- **PROBLEM REQUIREMENTS**: Your job is to return every line in the data holding the string "star".
━━━━━━
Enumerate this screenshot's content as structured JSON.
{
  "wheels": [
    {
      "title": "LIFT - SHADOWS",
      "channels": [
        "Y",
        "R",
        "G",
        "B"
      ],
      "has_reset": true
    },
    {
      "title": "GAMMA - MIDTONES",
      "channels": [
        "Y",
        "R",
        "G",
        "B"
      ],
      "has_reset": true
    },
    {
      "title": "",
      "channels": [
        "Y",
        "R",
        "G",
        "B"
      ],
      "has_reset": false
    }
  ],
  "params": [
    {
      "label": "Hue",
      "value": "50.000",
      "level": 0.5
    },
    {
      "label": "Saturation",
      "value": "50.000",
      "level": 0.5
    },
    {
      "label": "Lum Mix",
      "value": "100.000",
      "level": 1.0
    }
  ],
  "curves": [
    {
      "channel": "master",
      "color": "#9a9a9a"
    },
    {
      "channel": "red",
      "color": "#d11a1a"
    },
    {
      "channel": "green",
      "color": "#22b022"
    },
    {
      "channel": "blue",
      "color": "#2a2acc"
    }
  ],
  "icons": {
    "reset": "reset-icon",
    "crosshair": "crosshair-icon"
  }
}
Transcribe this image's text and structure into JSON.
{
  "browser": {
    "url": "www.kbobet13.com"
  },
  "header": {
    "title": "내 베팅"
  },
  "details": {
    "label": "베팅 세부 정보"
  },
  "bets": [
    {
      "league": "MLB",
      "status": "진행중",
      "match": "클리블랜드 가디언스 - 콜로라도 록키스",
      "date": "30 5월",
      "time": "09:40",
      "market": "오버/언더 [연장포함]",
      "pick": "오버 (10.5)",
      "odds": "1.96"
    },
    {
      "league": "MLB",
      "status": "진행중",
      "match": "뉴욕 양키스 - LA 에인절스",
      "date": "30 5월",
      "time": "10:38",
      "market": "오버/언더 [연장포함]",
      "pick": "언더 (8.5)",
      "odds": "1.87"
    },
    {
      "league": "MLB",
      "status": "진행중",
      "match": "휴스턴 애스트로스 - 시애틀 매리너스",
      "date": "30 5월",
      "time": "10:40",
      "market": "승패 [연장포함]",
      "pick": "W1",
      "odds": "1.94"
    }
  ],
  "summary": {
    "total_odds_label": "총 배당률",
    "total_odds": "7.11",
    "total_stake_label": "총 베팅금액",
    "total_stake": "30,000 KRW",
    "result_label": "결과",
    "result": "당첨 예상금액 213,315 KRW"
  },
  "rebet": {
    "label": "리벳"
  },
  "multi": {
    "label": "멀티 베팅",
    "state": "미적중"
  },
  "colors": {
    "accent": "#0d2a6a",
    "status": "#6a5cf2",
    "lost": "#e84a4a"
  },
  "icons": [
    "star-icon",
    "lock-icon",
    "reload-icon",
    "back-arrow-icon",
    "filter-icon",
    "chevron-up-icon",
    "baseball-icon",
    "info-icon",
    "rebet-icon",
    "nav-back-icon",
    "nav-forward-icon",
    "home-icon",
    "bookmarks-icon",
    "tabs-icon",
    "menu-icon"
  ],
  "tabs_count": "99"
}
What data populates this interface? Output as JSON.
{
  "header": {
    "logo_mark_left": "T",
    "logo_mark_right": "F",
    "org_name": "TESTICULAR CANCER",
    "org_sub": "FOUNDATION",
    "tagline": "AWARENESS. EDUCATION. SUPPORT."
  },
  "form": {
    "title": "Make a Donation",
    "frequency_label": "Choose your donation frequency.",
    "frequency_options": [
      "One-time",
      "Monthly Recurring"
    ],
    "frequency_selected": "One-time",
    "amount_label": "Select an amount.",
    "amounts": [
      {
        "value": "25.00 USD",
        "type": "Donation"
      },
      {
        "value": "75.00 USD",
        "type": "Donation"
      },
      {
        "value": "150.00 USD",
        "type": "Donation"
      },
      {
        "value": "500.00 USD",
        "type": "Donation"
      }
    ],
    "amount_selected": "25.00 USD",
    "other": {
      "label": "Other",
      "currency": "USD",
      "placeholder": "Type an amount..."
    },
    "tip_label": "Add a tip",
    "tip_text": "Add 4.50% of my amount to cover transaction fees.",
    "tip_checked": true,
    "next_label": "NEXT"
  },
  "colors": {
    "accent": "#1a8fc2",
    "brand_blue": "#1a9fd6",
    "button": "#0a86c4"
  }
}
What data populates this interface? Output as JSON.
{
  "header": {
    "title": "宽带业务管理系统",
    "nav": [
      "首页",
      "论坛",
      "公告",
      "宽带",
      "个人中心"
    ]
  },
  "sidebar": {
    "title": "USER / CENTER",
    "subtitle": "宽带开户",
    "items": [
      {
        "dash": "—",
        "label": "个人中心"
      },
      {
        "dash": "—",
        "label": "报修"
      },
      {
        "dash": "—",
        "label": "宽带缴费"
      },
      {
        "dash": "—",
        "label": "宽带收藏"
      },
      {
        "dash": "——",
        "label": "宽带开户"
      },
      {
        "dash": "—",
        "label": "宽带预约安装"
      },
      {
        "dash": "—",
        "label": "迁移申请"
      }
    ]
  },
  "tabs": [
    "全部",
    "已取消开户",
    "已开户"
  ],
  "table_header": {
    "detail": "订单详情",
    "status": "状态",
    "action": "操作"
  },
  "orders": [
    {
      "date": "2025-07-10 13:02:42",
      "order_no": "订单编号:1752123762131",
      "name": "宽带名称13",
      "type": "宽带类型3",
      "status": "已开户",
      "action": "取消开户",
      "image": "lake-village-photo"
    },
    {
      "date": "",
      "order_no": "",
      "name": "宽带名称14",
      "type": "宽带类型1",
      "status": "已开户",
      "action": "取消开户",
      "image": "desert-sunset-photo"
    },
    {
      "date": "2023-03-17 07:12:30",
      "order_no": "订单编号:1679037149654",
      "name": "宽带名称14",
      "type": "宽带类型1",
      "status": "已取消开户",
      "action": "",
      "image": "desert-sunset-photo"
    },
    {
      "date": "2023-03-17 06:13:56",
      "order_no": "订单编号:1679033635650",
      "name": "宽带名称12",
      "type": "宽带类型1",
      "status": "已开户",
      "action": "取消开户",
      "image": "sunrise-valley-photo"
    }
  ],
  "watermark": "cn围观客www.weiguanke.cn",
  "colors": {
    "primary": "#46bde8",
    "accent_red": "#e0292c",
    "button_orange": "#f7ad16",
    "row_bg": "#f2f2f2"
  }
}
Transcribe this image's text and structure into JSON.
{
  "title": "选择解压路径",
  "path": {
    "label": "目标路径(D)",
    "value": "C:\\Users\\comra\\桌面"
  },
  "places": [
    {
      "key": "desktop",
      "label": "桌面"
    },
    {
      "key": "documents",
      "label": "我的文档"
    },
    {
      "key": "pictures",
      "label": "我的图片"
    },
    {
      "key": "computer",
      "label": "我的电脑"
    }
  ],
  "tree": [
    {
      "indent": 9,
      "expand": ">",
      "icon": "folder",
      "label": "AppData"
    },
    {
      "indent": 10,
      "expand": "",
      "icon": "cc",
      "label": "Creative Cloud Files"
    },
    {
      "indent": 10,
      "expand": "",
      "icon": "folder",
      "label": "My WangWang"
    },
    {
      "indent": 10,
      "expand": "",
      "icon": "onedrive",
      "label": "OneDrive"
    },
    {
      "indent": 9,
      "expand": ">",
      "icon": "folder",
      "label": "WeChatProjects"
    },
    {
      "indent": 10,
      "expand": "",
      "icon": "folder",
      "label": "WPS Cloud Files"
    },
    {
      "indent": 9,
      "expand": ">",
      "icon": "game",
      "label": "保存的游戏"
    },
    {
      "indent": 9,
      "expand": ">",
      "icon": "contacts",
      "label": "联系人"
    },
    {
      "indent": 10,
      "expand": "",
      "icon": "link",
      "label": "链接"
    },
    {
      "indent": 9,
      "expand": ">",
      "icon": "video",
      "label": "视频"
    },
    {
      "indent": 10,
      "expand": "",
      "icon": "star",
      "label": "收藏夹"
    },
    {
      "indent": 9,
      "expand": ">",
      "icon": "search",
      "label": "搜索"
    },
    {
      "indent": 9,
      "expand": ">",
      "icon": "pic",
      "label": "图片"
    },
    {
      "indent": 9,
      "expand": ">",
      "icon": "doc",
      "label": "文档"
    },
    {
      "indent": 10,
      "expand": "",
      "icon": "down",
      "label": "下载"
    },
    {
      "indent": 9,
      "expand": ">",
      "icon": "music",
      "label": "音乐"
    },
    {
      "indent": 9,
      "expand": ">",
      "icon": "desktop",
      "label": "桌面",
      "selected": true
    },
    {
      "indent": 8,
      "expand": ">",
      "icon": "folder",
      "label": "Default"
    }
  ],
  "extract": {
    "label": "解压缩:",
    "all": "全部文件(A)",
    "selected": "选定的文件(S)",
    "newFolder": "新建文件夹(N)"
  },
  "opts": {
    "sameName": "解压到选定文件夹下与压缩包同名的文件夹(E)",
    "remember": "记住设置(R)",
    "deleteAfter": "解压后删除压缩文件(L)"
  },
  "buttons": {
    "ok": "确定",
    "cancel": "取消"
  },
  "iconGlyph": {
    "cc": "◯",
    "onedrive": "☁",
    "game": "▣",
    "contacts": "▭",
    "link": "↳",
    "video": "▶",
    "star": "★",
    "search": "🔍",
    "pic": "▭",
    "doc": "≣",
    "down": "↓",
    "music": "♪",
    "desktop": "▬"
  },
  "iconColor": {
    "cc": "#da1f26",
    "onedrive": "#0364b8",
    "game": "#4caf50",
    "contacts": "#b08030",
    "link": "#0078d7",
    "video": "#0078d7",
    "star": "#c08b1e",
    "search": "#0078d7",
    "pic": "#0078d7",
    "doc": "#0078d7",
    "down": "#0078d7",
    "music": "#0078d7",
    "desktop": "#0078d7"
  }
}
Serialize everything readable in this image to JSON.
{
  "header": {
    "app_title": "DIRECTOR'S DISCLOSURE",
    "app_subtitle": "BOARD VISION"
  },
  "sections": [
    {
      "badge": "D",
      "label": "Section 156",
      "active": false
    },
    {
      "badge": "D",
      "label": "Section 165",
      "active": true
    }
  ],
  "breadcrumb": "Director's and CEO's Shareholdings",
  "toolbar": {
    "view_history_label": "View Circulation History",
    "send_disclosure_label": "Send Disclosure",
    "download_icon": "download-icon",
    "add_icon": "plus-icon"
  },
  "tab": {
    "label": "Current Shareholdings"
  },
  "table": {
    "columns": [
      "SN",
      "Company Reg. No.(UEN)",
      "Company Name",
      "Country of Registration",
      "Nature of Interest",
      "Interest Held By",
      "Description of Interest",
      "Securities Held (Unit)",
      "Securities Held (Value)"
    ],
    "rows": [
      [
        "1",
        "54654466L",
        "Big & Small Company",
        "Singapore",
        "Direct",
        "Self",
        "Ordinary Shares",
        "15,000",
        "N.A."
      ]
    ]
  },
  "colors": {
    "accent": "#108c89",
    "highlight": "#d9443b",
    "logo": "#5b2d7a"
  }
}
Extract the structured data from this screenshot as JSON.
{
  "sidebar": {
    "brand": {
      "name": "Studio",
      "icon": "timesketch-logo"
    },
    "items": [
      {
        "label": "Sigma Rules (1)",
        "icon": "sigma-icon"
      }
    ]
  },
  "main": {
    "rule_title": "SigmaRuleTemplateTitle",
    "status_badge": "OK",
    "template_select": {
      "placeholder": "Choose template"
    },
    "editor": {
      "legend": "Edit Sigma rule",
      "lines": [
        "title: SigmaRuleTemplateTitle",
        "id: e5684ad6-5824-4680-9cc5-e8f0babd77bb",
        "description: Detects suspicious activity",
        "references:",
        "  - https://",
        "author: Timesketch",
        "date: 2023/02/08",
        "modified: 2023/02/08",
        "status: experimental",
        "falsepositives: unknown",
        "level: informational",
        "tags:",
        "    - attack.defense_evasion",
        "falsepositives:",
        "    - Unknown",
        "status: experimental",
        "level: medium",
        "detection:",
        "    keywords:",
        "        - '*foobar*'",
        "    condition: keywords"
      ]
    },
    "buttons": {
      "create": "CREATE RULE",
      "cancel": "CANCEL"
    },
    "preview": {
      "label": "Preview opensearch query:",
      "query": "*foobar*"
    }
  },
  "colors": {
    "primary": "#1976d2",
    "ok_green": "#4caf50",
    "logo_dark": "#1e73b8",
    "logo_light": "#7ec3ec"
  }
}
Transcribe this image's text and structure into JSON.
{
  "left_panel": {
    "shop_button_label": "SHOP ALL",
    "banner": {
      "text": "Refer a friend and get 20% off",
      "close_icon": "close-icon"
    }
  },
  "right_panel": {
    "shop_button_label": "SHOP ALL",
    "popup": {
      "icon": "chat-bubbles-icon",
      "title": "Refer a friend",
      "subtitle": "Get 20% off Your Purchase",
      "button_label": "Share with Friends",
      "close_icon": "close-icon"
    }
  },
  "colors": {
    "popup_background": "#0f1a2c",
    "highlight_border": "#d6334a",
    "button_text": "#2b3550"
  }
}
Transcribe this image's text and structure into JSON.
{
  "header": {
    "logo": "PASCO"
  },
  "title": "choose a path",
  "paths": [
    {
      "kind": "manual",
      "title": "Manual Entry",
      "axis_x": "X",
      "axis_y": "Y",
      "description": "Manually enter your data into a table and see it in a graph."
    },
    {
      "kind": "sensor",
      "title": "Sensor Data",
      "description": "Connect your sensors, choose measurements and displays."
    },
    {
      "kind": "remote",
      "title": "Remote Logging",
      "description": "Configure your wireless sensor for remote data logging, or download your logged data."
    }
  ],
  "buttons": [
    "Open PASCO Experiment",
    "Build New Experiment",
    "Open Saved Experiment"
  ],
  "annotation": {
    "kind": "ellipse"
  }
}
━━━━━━
- **ANSWER FOR THE TASK**:
    "star-icon",
      "icon": "star",
    "star": "★",
    "star": "#c08b1e",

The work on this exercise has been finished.